United States may soon cut its corn-based ethanol requirement.
Chicago Board of Trade January soybeans fell 0.1
percent to $13.12-1/4 a bushel by 0305 GMT, while front-month
corn gained 0.1 percent to $4.27 a bushel.
Spot-month wheat added 0.2 percent to $6.46 a bushel.
Argentine farmers had planted 21.8 percent of expected
soybean area as of Thursday, in line with a year earlier, after
recent rains improved seeding conditions, the Buenos Aires
Grains Exchange said.
Winter and the first days of spring were dry in Argentina,
delaying the start of soybean planting. Corn planting starts
earlier and is still behind the previous year with 42 percent of
the expected 3.46 million hectares planted.
"Favourable weather conditions are improving the prospects
of the South American soybean crop," said Vanessa Tan,
investment analyst at Phillip Futures in Singapore.
"Furthermore, harvesting for U.S. 2013 soybeans crop is
wrapping up and the dry conditions in the U.S. Midwest will aid
Mostly dry weather for the next two weeks should allow U.S.
farmers to finish harvesting the 2013 corn and soybean crops, an
agricultural meteorologist said on Thursday.
It will remain dry in nearly all areas of the Midwest until
late in the weekend when rains may cause temporary delays and
after that it will be quite dry for the rest of the month, the
Commodity Weather Group said.
Commodity funds sold a net 7,000 CBOT corn contracts on
Thursday, trade sources said. They were even in wheat and were
even in soybeans.
The corn market has faced pressure on concerns the U.S.
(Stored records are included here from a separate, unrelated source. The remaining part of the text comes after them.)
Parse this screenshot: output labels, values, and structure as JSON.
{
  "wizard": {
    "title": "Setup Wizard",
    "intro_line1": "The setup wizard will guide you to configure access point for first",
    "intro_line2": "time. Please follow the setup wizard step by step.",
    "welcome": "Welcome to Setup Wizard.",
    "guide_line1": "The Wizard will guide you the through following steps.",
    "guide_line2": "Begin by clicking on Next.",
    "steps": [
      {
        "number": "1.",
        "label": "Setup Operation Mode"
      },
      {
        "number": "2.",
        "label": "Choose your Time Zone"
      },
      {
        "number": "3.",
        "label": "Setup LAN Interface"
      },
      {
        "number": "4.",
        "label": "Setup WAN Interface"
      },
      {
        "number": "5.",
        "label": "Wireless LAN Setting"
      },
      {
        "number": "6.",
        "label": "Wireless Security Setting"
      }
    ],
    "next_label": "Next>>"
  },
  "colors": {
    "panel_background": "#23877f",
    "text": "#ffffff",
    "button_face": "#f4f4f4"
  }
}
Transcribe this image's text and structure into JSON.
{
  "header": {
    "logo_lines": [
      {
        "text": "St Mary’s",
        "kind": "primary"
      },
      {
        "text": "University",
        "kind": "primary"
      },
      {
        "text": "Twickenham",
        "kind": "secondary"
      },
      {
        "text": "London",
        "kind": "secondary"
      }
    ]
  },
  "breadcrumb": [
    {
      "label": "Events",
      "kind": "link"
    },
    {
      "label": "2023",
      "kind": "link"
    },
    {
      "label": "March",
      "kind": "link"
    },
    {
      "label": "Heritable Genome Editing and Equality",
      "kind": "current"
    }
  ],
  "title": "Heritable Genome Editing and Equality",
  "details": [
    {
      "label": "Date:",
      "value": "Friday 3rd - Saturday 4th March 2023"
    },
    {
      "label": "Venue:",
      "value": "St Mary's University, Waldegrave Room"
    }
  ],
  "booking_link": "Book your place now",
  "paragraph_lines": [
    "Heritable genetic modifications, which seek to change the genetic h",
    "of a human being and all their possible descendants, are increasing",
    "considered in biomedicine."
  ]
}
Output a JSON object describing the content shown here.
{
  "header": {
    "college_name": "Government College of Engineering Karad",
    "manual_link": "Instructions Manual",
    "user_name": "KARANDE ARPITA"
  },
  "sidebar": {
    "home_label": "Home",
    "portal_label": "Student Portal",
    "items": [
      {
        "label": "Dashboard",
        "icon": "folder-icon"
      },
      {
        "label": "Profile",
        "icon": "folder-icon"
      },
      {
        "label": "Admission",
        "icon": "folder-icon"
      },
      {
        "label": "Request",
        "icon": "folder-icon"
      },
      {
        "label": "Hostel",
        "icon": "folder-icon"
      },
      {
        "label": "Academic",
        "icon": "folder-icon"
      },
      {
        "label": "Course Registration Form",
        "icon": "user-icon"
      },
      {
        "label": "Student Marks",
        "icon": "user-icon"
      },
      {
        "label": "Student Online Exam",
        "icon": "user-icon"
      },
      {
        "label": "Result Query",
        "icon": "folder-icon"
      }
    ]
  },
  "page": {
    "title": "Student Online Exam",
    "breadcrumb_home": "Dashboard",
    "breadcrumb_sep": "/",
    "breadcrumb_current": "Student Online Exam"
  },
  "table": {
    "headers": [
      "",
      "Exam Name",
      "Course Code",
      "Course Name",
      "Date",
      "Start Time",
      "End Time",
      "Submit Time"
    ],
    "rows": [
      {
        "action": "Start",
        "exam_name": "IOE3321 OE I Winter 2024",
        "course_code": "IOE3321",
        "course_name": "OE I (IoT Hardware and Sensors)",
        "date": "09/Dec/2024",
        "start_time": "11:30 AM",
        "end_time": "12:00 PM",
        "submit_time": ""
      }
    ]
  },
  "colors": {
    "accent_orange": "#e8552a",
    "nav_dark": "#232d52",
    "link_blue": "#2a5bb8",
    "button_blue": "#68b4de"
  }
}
government might soon lower its requirement on the amount of
corn-based ethanol blended into fuel for 2014.
Documents leaked earlier this year indicated the U.S.
Environmental Protection Agency might cut its corn-based ethanol
requirement to 13 billion gallons versus the 14.4 billion target
in a 2007 law.
Near-term ethanol margins have however been strong, boosting
output and supporting cash corn values.
The U.S. Energy Information Administration reported U.S.
ethanol production in the latest week at 927,000 barrels per
day, up 25,000 from the previous week.
The U.S. wheat market faced headwinds on competition from
cheaper supplies in Europe.
Egypt's General Authority for Supply Commodities (GASC)
bought 240,000 tonnes of Romanian and French wheat for shipment
Dec. 1-15 in an international tender.
Egypt is the world's top wheat importer, and the purchase
was its biggest since Aug. 31.
European traders said the weakness of the euro on Wednesday
might have given an edge to French wheat. The last time GASC
bought French wheat was at a tender on Dec. 1, 2012.
Grains prices at 0305 GMT
Contract Last Change Pct chg Two-day chg MA 30 RSI
CBOT wheat 646.00 1.25 +0.19% +0.12% 677.16 16
CBOT corn 427.00 0.50 +0.12% -1.21% 435.14 45
CBOT soy 1312.25 -1.25 -0.10% -0.17% 1276.85 72
CBOT rice $15.83 -$0.01 -0.06% +1.93% $15.36 73
WTI crude $94.15 $0.39 +0.42% +0.29% $97.85 40
Euro/dlr $1.345 $0.005 +0.34% +0.61%
USD/AUD 0.934 -0.001 -0.16% -0.44%
Most active contracts
Wheat, corn and soy US cents/bushel. Rice: USD per hundredweight
RSI 14, exponential
(Editing by Himani Sarkar)